Student Gallery
Enrollment Summer 2019 Bioinfinity (Ages 11-13) Summer 2019 NuVu at MIT (Ages 14-18) Summer 2019 NuVu at MIT Residential Academic Year Program Summer 2019 PreVu 2 Innovation Camp For Educators 2019
About Us What is NuVu Calendar Team + Advisors Partners Blog Press Jobs Contact Us
Nuvu X What is NuVuX Offerings Partners
Reset Password
RC Frisbee

Flying Objects | Projects

  • As we may have mentioned before, our design prompt was that Eric likes frisbee and we thought that it would be fun if we could modify it ever so slightly. We began with the idea that we wanted to raise and lower the frisbee, as well as turn it. We realized that this idea was just turning the frisbee into a ufo, rather than a frisbee. So we started again and this time David gave us a digital compass to work with. After several discussions, whether to use a propeller or a flap to decrease lift on one side of the frisbee, we agreed on the flap idea. And as you can see in the gif, that was our final product

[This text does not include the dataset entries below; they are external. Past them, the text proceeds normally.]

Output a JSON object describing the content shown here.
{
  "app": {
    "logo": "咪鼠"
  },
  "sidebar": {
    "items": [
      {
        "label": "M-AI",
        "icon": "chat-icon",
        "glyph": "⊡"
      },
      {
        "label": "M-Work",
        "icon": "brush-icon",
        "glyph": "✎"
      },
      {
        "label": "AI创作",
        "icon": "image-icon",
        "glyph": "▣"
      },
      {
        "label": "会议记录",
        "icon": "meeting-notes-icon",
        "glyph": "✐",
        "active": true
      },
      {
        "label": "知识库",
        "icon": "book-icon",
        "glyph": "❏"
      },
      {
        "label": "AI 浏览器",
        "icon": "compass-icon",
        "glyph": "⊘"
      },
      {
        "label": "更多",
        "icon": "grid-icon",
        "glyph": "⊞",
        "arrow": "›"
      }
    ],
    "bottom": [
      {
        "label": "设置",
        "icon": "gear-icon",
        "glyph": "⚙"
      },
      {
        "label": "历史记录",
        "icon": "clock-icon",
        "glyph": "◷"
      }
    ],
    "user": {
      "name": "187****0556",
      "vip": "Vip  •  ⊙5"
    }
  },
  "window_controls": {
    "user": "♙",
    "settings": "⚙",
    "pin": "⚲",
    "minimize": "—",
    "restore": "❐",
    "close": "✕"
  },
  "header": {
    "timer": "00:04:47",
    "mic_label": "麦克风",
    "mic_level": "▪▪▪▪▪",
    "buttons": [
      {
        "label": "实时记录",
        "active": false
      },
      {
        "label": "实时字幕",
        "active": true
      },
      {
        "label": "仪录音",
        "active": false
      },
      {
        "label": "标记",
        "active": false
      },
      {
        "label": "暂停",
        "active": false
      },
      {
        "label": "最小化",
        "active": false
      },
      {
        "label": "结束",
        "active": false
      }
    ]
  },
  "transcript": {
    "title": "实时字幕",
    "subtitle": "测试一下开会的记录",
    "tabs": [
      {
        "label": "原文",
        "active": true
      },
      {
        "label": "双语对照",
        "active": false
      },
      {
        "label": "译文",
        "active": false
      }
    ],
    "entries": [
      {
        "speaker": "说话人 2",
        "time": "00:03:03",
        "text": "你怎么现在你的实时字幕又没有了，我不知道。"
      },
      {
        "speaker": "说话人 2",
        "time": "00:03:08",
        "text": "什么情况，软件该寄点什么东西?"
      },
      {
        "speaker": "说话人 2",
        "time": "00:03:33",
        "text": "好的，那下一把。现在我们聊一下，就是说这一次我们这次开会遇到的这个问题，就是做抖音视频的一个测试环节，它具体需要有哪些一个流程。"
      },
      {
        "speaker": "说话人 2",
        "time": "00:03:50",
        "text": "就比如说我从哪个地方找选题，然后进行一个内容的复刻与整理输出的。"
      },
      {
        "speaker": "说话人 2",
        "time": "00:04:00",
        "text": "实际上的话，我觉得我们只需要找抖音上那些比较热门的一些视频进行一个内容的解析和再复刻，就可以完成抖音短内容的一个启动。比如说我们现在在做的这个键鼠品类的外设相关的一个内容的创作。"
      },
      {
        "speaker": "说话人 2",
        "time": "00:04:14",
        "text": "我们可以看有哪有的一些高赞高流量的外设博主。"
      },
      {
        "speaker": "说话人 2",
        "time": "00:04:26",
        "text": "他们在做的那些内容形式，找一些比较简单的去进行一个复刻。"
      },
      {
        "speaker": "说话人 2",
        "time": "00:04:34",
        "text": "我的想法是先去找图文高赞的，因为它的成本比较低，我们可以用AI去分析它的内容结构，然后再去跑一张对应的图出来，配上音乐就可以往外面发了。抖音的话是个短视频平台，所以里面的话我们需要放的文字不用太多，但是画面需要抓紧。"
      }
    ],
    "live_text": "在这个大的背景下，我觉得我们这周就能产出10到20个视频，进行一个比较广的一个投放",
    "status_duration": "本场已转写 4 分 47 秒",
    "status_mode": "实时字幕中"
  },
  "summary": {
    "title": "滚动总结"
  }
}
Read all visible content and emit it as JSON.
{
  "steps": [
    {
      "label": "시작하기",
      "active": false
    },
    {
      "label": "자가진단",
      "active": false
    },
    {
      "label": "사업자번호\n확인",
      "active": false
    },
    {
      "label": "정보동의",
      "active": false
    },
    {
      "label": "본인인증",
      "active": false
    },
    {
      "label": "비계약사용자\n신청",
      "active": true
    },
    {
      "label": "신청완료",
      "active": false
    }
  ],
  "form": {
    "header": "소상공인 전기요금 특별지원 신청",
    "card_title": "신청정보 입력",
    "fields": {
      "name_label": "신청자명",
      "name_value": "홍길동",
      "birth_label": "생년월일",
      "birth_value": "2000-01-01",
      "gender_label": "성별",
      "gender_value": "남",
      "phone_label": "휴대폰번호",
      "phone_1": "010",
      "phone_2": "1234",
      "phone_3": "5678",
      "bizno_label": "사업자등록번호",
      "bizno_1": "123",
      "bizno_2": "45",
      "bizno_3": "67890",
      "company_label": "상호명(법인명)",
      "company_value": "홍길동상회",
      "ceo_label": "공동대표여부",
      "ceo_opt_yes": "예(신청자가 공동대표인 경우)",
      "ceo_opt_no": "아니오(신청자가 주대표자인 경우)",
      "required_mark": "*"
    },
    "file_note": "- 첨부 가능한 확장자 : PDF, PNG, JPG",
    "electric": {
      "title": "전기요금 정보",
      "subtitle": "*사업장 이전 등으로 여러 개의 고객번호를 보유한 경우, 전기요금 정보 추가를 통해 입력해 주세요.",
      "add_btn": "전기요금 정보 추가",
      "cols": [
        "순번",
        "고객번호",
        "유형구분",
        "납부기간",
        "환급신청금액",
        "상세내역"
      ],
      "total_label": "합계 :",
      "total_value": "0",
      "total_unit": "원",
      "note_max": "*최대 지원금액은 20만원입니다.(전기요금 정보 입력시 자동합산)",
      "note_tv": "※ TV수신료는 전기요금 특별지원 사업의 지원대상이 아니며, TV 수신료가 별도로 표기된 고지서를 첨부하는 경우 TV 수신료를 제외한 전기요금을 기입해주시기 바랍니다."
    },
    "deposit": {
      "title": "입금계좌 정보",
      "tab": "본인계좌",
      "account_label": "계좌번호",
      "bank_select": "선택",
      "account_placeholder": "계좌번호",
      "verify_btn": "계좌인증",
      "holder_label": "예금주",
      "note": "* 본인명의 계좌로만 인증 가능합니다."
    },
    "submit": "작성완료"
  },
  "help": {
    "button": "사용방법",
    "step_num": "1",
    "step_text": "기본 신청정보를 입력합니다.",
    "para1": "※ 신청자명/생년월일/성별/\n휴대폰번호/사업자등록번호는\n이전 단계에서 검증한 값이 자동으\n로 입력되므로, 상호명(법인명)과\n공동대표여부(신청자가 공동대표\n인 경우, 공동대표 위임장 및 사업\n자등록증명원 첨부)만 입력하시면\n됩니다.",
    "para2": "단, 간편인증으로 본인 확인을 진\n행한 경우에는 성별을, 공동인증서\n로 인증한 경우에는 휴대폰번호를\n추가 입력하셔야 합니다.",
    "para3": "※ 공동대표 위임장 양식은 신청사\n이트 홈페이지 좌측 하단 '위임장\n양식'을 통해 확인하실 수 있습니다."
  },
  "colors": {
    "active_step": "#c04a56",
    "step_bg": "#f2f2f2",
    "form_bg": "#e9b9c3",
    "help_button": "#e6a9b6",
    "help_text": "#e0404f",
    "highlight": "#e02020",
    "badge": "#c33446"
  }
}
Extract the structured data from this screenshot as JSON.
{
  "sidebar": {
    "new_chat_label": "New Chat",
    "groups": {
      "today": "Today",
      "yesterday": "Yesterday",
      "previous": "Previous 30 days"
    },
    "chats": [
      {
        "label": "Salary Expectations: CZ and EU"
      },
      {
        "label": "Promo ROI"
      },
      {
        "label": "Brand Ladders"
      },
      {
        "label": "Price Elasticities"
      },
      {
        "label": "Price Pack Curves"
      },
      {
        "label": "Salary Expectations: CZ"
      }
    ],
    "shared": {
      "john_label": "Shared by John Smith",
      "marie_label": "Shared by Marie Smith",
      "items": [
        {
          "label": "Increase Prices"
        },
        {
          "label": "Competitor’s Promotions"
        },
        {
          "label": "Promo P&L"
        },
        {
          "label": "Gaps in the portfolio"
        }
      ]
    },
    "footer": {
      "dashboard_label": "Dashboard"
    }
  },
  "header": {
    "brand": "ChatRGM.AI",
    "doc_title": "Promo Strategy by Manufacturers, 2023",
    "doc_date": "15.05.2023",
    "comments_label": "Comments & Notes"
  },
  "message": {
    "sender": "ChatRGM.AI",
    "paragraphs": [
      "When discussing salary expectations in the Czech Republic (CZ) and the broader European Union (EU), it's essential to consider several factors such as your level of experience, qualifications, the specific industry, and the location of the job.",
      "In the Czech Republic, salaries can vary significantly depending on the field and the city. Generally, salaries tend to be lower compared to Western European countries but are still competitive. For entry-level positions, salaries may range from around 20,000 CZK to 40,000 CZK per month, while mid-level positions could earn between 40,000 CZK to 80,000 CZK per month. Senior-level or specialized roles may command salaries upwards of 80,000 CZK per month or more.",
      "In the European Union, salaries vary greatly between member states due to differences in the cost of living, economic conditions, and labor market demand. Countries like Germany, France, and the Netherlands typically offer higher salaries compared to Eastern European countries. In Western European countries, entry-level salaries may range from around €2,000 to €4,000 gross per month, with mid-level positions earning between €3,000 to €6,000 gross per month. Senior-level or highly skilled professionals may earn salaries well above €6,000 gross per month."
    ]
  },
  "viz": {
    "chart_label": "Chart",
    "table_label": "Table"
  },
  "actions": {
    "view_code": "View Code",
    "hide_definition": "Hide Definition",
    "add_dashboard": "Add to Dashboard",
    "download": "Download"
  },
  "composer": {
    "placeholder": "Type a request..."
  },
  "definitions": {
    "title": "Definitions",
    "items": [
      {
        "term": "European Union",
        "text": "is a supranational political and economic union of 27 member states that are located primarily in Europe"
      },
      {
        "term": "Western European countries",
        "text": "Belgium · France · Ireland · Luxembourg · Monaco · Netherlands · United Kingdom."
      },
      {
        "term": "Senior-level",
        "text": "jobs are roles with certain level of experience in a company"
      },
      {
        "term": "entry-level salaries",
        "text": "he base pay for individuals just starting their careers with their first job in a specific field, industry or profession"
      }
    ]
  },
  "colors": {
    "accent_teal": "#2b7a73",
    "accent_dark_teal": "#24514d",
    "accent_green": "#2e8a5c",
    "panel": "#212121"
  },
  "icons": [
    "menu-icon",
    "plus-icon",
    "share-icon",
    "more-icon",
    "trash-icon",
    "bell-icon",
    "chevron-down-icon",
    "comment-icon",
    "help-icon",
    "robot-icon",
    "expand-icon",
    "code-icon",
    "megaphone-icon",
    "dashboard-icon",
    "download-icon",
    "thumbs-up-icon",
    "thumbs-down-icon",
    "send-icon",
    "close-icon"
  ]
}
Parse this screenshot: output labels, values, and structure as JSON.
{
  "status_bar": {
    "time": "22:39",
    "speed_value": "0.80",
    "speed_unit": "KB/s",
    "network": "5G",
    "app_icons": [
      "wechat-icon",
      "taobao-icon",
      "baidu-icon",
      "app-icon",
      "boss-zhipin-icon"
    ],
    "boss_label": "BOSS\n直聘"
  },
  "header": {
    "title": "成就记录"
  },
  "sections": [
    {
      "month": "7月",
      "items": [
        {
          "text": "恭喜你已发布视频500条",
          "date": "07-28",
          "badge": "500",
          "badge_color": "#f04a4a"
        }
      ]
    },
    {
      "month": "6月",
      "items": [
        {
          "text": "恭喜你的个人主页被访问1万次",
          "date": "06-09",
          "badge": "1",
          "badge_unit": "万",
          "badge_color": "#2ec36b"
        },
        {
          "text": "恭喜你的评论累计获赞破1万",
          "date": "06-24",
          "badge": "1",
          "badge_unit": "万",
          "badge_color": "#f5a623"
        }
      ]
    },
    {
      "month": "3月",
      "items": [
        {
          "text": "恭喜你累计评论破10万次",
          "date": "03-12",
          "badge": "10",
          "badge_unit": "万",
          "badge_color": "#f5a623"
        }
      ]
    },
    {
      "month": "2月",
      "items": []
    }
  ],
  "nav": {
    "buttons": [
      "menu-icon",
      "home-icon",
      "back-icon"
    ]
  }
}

  • On August 3rd we were told to create a unique flying object. It was difficult to come up with a unique flying object unlike anything that has been done before. Eventually, we decided to take inspiration from Eric's favourite sport; frisbee. We came up with the idea of a remote controlled frisbee that will be able to control the yaw, pitch and roll.

    Our first iteration was a prototype made of cardboard. We began to discuss ideas, and work out how to build such a device. But soon enough, we realized that that it had started to become just another propeller powered ufo. Also, we had realized that it would only be able to control the height of the frisbee. As a group, we decided that it would not be a good idea to continue with our first iteration due to it being like any other drone or ufo.

    Our second iteration was based off of the idea of being able to turn the frisbee mid air, instead of every direction, due to that idea being very difficult to make. We came up with several ideas, one of which was by using a flap, or a propeller to add drag or lift to one side of the frisbee while it was spinning. By using a digital compass, and an accelerometer, we discussed with one would be lighter, easier to make, and more likely to succeed. In the end, we agreed on the flap idea. After several different attempts in creating the frisbee, we finalized the design as you can see in last picture. Meanwhile, we also worked on wiring the electronics, and balancing the frisbee in a way that would allow for an equal weight on all sides of the frisbee. Therefore, it would be able to throw just like a frisbee. 

    One of the greatest problems that we faced while building our frisbee, was the programming. We struggled greatly with programming with arduino, since this new program was one that none of us have had much experience with. Although with great effort, and a lot of time, we were able to control the flap on the frisbee. 

    And on thursday, we were able to create a working model, and we flew it in the park in the afternoon. We were able to turn it just a bit and that was enough to tilt the frisbee. Although in theory we thought it would work quite well, but in reality, it just didn't work the way we wish it could have. As of now, only the shape of the frisbee really changed, we don't have enough time to change the code, or the equipment. 

    Our Final Product is a foam frisbee that has a a 3D printed rim that allows the frisbee to have a more aerodynamic flight when it is thrown. All the electronics are attached to the the bottom of the frisbee that prevents the electronics from breaking in case it has a crash landing. The flap is programmed to open at a specific angle when the frisbee is spinning so that there is drag on one side of the frisbee allowing for it to tilt over and turn.